Marsh Fritillary Lincolnshire 26th May 2015 
Mating pair of Marsh Fritillary, Lincs' 26th May

A trip to the coast followed a little dull by now but a walk from Sutton On Sea to Huttoft bank although a little too many people for me did yield the beautiful and large weevil Cleonus pigra, and the equally beautiful Marram grass weevil Philopedon plagiatum    The former beast likes thistles and is reasonably common along the Lincolnshire and North Norfolk coastline, whilst as the name suggests the latter pictured weevil is associated with Marram grass .  

Cleonus pigra, taking in the sea air Sandilands Lincs' 26 May 2015  (Size 13mm)
Philopedon plagiatum - lincolnshire (size approx 5mm)
Chips and Peas in "sunny" Mablethorpe and early evening at Theddlethorpe NNR where the sun did shhine.  Another beautiful spot with good numbers of Common blue, Wall and Small Heath.

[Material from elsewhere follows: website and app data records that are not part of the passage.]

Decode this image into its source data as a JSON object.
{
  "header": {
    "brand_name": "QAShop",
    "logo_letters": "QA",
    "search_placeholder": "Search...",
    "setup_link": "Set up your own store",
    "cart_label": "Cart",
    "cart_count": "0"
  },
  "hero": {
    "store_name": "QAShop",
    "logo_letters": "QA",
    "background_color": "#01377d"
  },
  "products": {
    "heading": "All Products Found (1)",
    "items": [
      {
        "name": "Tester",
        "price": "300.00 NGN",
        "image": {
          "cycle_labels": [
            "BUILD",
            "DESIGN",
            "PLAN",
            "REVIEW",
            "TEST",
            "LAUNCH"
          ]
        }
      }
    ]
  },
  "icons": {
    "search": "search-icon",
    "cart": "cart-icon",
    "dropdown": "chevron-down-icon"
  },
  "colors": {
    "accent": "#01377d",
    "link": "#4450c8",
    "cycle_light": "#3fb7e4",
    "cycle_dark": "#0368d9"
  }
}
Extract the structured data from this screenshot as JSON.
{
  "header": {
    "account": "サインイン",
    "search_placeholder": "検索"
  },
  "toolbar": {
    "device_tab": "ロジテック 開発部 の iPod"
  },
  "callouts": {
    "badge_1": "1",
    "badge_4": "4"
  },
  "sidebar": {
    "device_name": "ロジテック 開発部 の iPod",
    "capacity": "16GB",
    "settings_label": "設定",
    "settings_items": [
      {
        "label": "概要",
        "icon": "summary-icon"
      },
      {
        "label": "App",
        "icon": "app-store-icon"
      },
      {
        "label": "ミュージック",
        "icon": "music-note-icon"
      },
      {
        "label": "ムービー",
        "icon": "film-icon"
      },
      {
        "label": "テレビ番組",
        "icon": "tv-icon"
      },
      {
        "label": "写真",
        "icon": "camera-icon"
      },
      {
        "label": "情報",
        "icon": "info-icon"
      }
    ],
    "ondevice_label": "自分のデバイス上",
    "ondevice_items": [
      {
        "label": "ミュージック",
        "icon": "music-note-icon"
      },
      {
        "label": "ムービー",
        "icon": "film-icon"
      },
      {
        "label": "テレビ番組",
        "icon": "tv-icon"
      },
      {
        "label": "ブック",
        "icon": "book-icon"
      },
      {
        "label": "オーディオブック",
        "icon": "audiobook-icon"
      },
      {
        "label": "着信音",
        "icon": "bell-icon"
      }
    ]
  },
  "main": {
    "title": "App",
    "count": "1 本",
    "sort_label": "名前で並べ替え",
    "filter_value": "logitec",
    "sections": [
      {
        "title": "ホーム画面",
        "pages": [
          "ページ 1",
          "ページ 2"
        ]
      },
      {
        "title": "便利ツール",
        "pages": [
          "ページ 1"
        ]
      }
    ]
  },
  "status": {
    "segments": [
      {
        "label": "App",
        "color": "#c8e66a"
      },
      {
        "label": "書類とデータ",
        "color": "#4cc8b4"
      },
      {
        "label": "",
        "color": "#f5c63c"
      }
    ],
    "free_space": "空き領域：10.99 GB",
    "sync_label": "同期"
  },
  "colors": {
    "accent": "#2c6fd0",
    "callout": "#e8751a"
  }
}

Strange how you can get excited by a Wall butterfly,   Haven't seen one for several years in Notts. However highlight was not a butterfly but fantastic views of a hunting Hobby.  Photograph of it perched on a bush shown,  taken with my trusty macro lens. 

Small Heath - Theddlethorpe 26th May 2015 

Can you see it - Hobby in the Hawthorn bush. 
Who said Lincolnshires boring - I did,  but I'll have to retract what I said after a thoroughly enjoyable and surprising day. 

Sunday, 17 May 2015

Grizzled Skipper and Brown Argus Nottinghamshire

Brown Argus Cotham Notts 16/05/2015

The Grizzled Skipper is an uncommon butterfly in Nottinghamshire, now confined to one or two stretches of disused railway line in and around Bingham and up towards Newark.  These specimens though a little past their best were photographed at Cotham near Newark. Several species of butterfly on the wing yesterday (16/05/2015) with good numbers of Brown Argus and my first Painted Lady of the year which was heading with some gusto into a rather stiff northwesterly. As to the Brown Argus, when I was a boy in the 1970's these were nowhere to be seen in my area of Nottinghamshire.  This is now no longer the case and they are on some occasions a little commoner than its close relative the Common Blue.    

Grizzled Skipper Cotham Notts, 16th May 2015

Grizzled Skipper, Cotham Notts, 16th May 2015 

Grizzled Skipper, 16th May2015 Cotham Nottinghamshire 

Brown Argus, Cotham Notts 16/05.2015 


Sunday, 10 May 2015

Scentless Plant Bug Corizus hyoscyami

Corizus hyoscyami - Carlton 10th May 2015 
This attractive looking plant bug was unknown in Nottinghamshire until 2011 when I discovered them at Radcliffe on Trent, since then they have been found at Southwell and Attenborough Nature Reserve.   Its now present in my Carlton garden where two examples are happy moving amongst my red campion.   I'm not as yet sure as to the foodplant of this species, internet searches proved fruitless and I believe that at present it is not known.  Hopefully its red campion,  I'll then have them for a few more years. Its original U.K. distribution was the south coast of the UK, however it now appears to be spreading and is found in many inland counties.  Global warming?

Monday, 4 May 2015

Green Winged Orchids

A few snaps of Green Winged Orchids, Anacamptis morio, at Muston meadows national nature reserve.  They are in good nick at the moment and should be for the next week or two as several are yet to open.  Really worth taking a look, but watch where you step.  Also include a photograph of a very obliging Orange Tip that settled in the garden on my Red Campion. I have plenty of these in flower at present, all the result of a few seeds I collected several years ago, I don't have the heart to pull them up they are so nice.